● **WHAT THE EXERCISE ASKS**
From the entries that follow, work out how many lines contain "content". Write the number only.

Dataset records
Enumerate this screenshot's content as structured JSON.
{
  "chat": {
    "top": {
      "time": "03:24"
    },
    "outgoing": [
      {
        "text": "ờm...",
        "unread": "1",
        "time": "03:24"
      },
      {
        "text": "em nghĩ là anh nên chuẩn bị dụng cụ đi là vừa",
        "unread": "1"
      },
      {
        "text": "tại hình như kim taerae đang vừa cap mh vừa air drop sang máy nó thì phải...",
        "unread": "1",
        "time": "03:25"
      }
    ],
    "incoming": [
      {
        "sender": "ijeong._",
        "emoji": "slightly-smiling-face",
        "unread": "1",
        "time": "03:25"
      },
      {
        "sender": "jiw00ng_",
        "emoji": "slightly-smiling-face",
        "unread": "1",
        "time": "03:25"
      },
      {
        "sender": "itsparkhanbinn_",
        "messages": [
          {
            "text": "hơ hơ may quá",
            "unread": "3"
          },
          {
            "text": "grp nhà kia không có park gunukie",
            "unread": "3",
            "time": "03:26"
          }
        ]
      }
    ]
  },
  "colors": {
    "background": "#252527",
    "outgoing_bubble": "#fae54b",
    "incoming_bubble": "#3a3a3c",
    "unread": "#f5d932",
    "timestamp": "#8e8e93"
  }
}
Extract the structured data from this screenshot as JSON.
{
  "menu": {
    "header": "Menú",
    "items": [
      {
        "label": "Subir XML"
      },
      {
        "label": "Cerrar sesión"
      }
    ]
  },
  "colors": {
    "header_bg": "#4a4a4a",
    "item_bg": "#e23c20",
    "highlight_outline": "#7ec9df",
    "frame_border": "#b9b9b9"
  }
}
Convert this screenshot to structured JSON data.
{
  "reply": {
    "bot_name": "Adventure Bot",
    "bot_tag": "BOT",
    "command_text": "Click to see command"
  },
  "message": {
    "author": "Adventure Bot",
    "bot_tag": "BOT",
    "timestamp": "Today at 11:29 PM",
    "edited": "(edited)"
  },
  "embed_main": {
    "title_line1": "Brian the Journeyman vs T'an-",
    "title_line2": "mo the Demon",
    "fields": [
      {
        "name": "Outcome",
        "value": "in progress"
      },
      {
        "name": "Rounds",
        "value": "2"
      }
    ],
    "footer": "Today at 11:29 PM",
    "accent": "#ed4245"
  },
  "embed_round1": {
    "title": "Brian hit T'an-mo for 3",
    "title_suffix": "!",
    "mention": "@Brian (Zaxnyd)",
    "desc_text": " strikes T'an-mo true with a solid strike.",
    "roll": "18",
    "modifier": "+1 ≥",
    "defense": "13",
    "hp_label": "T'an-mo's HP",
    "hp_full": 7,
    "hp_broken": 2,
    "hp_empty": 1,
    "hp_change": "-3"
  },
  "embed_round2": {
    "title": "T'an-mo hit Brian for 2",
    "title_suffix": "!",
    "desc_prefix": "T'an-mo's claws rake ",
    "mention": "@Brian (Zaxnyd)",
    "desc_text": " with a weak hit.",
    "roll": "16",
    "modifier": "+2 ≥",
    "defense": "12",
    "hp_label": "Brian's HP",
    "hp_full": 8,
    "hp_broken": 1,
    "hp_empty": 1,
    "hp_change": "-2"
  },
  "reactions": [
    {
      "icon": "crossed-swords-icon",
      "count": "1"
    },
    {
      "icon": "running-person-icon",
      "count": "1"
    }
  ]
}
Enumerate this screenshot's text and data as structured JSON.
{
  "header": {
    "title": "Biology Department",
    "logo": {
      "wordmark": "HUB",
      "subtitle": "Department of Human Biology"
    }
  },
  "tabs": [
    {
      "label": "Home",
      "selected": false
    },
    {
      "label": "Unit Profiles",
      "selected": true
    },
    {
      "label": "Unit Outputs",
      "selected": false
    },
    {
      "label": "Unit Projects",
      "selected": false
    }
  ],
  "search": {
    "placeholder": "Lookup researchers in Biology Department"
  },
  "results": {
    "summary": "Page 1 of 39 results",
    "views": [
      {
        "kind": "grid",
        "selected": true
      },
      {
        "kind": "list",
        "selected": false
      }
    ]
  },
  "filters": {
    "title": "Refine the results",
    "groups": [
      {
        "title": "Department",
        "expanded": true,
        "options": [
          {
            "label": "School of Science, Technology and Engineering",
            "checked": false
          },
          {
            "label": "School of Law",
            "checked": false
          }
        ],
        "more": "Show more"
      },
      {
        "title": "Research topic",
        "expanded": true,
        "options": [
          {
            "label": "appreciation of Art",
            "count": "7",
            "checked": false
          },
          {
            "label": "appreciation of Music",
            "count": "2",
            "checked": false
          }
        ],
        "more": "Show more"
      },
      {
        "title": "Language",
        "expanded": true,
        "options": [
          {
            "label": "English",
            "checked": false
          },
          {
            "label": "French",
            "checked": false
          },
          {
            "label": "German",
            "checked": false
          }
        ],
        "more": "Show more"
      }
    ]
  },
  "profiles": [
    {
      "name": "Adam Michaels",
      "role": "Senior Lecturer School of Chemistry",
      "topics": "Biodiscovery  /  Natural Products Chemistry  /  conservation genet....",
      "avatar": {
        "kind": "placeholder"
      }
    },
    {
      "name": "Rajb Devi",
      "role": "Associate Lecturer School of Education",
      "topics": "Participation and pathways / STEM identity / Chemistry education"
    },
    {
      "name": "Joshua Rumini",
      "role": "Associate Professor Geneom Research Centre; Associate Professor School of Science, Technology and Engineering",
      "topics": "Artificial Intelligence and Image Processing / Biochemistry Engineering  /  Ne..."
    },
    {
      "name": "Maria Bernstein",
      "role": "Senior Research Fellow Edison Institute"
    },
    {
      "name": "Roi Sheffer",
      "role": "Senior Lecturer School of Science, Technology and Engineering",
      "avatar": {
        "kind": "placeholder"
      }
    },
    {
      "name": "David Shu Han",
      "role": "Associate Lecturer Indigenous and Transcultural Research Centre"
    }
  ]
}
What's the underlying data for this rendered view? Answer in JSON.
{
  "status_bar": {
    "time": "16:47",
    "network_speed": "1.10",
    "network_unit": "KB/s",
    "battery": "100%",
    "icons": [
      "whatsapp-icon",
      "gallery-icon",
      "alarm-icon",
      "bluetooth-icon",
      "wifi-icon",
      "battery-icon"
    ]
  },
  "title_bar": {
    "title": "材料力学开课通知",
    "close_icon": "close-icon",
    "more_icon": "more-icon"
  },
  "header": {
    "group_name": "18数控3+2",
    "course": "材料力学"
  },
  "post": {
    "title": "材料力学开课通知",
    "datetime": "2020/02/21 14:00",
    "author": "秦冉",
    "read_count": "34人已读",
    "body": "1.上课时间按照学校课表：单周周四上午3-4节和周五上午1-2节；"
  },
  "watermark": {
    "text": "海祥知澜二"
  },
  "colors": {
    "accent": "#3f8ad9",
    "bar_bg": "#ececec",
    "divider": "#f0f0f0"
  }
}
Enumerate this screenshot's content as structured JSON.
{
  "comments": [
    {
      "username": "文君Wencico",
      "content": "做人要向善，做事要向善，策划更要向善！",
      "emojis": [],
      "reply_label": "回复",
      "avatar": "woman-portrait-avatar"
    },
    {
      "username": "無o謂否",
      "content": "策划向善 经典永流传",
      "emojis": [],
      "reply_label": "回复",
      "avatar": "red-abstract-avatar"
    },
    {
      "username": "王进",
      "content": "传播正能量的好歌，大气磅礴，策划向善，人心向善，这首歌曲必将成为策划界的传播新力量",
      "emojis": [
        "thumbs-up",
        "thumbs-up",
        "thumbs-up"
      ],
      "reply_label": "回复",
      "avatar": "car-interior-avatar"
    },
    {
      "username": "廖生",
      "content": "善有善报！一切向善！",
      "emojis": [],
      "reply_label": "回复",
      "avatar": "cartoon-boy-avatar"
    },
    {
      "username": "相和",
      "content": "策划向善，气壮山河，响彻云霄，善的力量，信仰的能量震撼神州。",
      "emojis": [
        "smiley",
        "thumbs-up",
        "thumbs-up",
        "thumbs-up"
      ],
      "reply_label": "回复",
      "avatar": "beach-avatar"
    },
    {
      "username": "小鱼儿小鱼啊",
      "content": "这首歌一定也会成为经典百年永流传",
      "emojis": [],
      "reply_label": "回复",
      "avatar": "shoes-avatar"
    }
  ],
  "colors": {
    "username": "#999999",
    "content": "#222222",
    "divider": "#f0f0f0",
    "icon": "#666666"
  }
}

● **TASK SOLUTION**
9